It is no longer a secret that the nation of Finland boasts a rich, diverse and extraordinarily vital musical life, but conductor Osmo Vanska provided some fresh evidence last night at the Kennedy Center Concert Hall.

Vanska led the National Symphony Orchestra through his countryman Jean Sibelius's symphonic fantasy "Pohjola's Daughter," the local premiere of Kalevi Aho's Symphony No. 9 for Trombone and Orchestra and -- in the program's one bow to the familiar -- the Symphony No. 3 in F by Johannes Brahms.

The Sibelius was extraordinary and boasted some of the best playing I've ever heard from the NSO. This is a strange and wonderful piece, almost minimalist in the way it is constructed from small modules of sound that eventually coalesce into a statement of considerable grandeur. Still despite the climactic brass chorales, which rang out with bite and brilliance, there is an eerie quietude to most of this 15-minute meditation. Indeed, it is imbued throughout with dark, loamy mystery, heightened by the composer's extended passages for solo players in the lower registers, and, at the end, the music simply evaporates.

Sibelius was probably the least academic of the great 20th-century composers. It is impossible to codify what he does in "Pohjola's Daughter"; it seems to have no antecedents and, by its very nature, it can never have a sequel, for to imitate Sibelius is to miss his whole point. The harmonies in "Pohjola's Daughter" are hardly so daring as ones that were being written by, among others, Richard Strauss and Arnold Schoenberg in 1906, the year of its premiere. Still, today Strauss and Schoenberg sound very much of their own time, while this particular 97-year-old piece, with no radical innovations but a deeply personal sense of expression, sounds so absolutely new that it could have been written yesterday.

Aho, who was born in 1949, is one of the leading Finnish composers after Sibelius.
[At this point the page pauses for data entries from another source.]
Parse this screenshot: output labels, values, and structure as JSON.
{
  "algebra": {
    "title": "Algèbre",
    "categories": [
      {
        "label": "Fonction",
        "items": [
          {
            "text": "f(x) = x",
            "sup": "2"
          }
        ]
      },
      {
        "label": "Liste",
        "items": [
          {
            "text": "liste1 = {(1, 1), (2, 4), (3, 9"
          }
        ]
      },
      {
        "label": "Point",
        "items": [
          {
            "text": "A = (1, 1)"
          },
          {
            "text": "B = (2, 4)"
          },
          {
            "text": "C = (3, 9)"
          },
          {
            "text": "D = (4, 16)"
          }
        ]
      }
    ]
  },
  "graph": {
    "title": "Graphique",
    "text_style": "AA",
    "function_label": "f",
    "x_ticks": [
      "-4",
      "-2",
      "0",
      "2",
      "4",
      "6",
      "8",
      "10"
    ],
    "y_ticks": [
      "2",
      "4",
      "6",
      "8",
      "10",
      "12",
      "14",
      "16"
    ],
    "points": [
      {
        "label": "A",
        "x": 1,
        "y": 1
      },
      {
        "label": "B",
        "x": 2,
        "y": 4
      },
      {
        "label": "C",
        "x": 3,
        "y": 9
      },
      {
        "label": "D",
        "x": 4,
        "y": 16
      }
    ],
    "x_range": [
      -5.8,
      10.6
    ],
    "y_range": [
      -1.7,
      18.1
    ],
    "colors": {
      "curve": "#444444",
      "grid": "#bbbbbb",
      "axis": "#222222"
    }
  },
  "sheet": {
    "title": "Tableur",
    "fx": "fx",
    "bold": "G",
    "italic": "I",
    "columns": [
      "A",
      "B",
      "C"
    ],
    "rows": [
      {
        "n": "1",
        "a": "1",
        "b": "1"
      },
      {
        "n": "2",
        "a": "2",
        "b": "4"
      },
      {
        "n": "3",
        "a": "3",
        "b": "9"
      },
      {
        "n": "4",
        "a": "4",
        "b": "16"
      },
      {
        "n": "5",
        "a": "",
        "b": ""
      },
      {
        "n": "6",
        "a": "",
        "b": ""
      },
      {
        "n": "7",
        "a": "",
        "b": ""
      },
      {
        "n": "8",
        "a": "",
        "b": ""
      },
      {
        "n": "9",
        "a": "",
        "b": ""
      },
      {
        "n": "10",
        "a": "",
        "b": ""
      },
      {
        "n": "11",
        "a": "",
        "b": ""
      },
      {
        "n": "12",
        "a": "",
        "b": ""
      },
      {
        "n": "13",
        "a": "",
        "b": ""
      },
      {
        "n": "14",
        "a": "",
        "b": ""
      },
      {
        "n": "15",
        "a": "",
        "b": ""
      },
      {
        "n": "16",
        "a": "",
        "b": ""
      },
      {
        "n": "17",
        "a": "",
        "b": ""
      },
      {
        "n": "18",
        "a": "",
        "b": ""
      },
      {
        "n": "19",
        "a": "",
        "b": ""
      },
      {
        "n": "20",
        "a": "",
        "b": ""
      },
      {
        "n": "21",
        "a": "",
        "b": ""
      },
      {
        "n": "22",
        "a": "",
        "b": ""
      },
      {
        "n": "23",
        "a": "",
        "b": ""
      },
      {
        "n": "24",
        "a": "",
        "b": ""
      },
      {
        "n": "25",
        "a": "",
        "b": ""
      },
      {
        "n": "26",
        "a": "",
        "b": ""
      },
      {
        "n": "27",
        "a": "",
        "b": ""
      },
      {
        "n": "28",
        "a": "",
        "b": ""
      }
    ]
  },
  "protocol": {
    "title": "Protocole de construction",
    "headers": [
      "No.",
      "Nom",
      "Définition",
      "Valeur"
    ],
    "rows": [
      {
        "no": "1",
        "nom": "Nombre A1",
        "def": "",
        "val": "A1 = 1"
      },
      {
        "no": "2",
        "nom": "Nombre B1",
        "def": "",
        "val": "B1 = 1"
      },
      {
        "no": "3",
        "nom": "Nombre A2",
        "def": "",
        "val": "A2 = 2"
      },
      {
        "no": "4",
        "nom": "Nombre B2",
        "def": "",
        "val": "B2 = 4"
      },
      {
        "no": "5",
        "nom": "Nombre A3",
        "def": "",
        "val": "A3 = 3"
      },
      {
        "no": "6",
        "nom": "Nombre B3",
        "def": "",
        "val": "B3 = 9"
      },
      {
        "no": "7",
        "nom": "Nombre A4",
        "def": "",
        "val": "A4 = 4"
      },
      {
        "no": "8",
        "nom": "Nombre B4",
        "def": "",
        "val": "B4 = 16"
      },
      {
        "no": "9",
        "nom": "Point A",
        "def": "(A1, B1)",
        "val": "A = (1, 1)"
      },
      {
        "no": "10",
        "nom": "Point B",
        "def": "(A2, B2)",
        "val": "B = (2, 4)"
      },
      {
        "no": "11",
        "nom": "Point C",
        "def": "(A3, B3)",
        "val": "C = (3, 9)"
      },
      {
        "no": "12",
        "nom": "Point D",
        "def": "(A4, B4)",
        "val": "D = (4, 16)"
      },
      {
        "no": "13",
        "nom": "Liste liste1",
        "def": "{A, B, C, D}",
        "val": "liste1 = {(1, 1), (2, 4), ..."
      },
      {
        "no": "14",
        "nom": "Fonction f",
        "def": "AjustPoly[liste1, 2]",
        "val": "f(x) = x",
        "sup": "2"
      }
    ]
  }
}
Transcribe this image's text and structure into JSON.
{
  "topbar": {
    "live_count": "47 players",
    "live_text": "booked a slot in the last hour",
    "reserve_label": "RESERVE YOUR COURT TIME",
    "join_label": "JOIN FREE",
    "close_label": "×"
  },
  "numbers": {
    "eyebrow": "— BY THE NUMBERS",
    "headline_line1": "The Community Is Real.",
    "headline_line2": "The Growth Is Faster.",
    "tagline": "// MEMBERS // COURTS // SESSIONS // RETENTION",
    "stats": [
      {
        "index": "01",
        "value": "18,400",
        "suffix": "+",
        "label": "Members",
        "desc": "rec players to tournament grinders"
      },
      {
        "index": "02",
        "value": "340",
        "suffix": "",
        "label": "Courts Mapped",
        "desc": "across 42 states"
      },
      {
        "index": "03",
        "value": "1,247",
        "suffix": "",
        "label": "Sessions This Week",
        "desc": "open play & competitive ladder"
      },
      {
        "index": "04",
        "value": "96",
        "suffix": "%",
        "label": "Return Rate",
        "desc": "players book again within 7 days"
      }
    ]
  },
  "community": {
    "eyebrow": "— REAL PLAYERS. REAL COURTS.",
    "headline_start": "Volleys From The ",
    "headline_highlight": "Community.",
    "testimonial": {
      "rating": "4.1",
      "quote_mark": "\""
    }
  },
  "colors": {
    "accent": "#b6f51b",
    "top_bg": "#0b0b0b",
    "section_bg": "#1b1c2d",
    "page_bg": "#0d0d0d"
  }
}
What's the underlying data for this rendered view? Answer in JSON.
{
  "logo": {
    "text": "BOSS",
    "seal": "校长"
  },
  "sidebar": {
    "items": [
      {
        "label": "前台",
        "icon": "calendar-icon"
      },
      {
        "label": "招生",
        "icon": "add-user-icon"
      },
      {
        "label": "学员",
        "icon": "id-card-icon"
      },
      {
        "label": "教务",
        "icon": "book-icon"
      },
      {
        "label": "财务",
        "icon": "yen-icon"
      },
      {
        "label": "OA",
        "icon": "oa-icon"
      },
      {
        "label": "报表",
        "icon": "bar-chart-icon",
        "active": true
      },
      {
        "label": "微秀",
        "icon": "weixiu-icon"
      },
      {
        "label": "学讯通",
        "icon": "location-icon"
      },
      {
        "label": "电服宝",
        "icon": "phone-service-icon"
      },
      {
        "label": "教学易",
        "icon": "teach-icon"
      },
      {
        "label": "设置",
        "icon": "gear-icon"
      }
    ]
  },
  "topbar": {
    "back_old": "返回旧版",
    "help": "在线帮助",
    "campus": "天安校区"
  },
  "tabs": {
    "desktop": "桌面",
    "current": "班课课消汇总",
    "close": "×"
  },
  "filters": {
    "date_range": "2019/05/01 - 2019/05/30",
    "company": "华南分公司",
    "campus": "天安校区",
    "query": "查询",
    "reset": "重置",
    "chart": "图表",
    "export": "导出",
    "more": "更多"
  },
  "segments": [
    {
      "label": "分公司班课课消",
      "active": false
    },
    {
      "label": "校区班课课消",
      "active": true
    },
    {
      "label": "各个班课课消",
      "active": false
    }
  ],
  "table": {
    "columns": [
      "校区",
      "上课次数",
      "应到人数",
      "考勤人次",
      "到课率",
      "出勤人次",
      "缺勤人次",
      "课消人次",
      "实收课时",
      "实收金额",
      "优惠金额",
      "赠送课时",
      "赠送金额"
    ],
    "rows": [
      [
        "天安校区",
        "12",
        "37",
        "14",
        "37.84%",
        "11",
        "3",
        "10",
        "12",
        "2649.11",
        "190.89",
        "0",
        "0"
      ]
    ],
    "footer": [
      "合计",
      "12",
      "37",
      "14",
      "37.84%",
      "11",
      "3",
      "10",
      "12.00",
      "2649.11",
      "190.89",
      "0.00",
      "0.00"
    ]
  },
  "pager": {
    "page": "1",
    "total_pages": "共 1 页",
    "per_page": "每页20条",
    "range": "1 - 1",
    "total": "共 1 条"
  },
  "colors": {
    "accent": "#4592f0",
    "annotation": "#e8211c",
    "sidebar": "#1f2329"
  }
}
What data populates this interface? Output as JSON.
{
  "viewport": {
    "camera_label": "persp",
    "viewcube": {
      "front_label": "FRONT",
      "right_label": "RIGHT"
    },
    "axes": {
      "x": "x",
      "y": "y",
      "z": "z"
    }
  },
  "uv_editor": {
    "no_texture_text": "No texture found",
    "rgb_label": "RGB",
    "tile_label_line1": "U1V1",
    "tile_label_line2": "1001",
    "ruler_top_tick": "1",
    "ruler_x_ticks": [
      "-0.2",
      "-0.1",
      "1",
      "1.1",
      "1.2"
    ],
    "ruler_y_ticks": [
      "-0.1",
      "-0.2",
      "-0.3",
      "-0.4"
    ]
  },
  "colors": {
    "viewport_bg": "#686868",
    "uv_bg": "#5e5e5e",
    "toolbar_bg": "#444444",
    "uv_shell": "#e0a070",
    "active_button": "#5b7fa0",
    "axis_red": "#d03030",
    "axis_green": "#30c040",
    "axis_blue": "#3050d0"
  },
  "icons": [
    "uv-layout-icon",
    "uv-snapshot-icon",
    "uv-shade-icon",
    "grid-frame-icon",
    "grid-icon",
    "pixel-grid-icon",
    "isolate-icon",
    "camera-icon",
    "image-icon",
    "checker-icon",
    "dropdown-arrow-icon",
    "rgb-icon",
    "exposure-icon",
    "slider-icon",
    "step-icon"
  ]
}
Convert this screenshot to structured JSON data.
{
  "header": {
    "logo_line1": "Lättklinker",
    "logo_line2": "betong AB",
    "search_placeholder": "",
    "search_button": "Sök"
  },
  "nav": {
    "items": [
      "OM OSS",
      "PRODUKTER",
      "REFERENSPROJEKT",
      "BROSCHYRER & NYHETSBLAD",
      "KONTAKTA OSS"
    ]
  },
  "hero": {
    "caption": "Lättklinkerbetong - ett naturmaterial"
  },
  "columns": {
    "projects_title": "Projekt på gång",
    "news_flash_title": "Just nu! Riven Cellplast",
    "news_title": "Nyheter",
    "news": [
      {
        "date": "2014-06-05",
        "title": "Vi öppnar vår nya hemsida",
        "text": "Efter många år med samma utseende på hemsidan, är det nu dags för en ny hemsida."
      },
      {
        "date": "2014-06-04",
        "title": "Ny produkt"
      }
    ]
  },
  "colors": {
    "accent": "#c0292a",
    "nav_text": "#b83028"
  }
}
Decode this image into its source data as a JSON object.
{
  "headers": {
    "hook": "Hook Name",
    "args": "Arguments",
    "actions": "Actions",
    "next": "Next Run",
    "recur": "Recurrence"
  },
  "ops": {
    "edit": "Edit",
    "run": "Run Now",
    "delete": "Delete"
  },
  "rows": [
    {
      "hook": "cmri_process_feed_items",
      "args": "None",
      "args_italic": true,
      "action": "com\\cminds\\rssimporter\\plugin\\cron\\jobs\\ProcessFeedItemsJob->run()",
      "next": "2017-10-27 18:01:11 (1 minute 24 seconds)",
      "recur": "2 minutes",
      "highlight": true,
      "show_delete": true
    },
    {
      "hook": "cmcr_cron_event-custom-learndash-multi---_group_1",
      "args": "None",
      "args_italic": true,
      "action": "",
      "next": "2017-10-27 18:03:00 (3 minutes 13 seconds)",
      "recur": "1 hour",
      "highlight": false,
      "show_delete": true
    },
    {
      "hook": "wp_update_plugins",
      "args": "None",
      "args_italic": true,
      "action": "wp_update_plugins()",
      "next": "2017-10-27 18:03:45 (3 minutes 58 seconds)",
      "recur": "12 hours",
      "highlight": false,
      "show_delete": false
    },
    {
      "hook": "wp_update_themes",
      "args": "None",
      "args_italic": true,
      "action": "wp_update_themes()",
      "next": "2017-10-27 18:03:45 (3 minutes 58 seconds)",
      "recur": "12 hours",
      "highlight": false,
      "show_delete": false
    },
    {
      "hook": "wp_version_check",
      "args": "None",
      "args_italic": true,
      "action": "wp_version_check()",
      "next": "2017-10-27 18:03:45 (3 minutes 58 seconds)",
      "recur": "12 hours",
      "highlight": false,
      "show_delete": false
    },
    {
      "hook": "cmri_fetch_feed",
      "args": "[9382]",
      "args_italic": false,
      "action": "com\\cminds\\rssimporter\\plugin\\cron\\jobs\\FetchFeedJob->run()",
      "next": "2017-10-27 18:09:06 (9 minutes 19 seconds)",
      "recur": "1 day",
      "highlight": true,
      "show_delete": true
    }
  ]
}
His Symphony No. 9 is a curious and often very effective catchall that, through the composer's originality and skill, ultimately takes on its own distinct voice. It has a spectacularly virtuosic part for trombone that calls for the soloist (here the dazzling Christian Lindberg) to croak and croon in equal measure. Opening with dense, plush, urgent sonorities that called the film scores of Bernard Herrmann to mind, the symphony metamorphosed briskly and regularly, often harking back to the baroque concerto grosso, with some extended and stylishly tinkly writing for the harpsichord.

Here again, it was not Aho's harmonies or any outre instrumental textures that seized one's attention, but rather the way the composer's idiosyncratic take on familiar gestures blasted them clean and made them sound fresh and inspired. The last movement was the most determinedly modernist of the three -- complete with a long, honking cadenza that had Lindberg simultaneously singing and squalling through his trombone -- and, curiously enough, it was the one that sounded the most dated, a sort of glossary.

Vanska's way with Brahms will not be to everybody's taste -- his approach is brisk, straightforward, unusually classical in mien (the symphony seemed derived from Haydn rather than the more usual Beethoven) and a little on the cool side. I would have preferred a little more sentiment in the third movement -- the haunting, wind-swept "Poco allegretto" -- but much enjoyed the lightness and clarity Vanska brought to the opening movement, which is too often lost in elemental surges.

The program will be repeated tonight and tomorrow night at 8.

Osmo Vanska led the NSO in works by Sibelius, Aho and Brahms.